And Nana, God rest her soul, had never allowed mention of the slaughter in her house, not after the first few weeks, when the police and media had been relentless in pursuing the two of them in and out of Nana’s Evanston home. Nana, over the years, chose not to remember that she’d had a son and a daughter-in-law who had died. Hunter wondered, leaning back on the bed to lie flat and stare up at the ceiling, if she was in denial herself, or if it was all part of her master plan to shield her grandson from further grief and horror.
Whatever it was, she had held Hunter away from the world. He had never seen the inside of a school. Nana had arranged for a succession of private tutors to come to their house. Hunter had never been allowed to play outside unsupervised. Nana had tried to make up for it by being Hunter’s best friend and lavishing him with expensive toys, electronics, and carefully guided tours of world capitols.

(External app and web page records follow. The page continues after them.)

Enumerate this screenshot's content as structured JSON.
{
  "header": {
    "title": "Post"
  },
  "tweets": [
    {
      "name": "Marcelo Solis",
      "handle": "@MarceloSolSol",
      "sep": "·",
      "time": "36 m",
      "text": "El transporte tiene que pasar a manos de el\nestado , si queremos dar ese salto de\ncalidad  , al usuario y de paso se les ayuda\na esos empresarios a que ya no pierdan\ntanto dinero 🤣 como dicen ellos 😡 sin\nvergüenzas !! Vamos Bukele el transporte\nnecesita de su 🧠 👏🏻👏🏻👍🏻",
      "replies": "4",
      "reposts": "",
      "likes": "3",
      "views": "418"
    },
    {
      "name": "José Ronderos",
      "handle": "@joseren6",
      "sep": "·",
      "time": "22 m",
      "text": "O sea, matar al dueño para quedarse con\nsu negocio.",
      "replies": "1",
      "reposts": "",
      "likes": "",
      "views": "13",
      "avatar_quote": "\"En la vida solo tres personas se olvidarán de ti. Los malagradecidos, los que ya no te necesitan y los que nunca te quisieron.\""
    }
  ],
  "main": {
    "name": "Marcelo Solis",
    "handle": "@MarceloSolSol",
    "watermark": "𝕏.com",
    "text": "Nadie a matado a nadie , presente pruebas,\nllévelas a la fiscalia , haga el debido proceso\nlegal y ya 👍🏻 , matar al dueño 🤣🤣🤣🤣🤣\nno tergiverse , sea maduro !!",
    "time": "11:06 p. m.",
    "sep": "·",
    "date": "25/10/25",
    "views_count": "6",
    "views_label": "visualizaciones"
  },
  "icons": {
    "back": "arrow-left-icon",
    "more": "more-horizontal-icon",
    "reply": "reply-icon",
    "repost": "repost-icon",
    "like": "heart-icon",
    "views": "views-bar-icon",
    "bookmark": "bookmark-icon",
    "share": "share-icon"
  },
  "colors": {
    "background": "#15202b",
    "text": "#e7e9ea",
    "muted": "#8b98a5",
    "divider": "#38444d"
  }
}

And now Hunter was alone. Really, truly alone. And with his grief and despair at the loss of his grandmother held temporarily—he thought—at bay by shock, he had the luxury of wondering just what the hell he would do now.
He was twenty-two years old and—he supposed—rich, an heir to a fortune once made from something as fragile and insubstantial as paper.
The world was his. He thought of a cliché: the world was his oyster. He could do anything. Travel. Go to college. Work. Engage in long overdue rebellion and fall headfirst into hedonism.
He shook his head, and the first tears coursed out of the corners of his eyes to dribble down his face and run into his ears. He sat up and wiped them away. He didn’t know what he would do. He had no idea what he was good for or good at. He didn’t even know what he wanted. He glanced at the window, where the sky was just beginning to lighten, a band of pink at the horizon. The first day without Nana was beginning. The world out there was not his oyster; it was an enigma.
There was a gentle rap, once, twice, at his closed bedroom door. Thinking Lori had come by once again to see if he was ready for a hug or some words of condolence, he said simply, “Come in.”
Dr. Blackstock entered. Hunter noticed for the first time—and he thought how inappropriate this was—how handsome the doctor was, with curly black hair cropped short, an olive complexion, and the darkest eyes. His whole look was Mediterranean, belying the white-bread Blackstock name.
He smiled at Hunter and took only a step or two into the room. “I just wanted to say I was sorry.” The doctor chewed on a corner of his lip, glancing rapidly from Hunter on the bed back out into the hallway. Hunter was touched by the anxiety and overcome by the desire to offer sympathy.
“I appreciate that. Lori has all the information about, um, final details, so if you’d just take care of….” And Hunter hunched over, the onslaught of tears taking him completely by surprise. The grief hit him like a physical blow. It was a sneak attack; he didn’t have any time to prepare.
Dr. Blackstock laid a hand on Hunter’s shoulder. “Don’t worry about a thing.”
Hunter thought that statement was easy for the doctor to say.
What would he do now?
HUNTER AWAKENED to bright sunlight streaming into the room. Last night he’d thought he would never sleep, but Dr. Blackstock had given him an Ambien, and it knocked him right out. He glanced at the clock on the nightstand and saw it was nearly noon.
Outside, the sun was shining in a pure, unadulterated-by-a-single-cloud sky. Hunter got up and stared out his window at the back lawn of the house, a pristine expanse of green leading down to their private beach. Beyond the sand and pebbles stretched Lake Michigan, an expanse of aquamarine that appeared almost tropical. The day seemed out of sorts with what had just happened, as if the sky should be heavy with storm clouds and the lake should be a roiling mass of muddy waters in deference to Nana’s passing.
Hunter sat down on the window seat and stared out at the day, wondering once more what he would do with himself now that the foundation of his whole life had been knocked out from under him.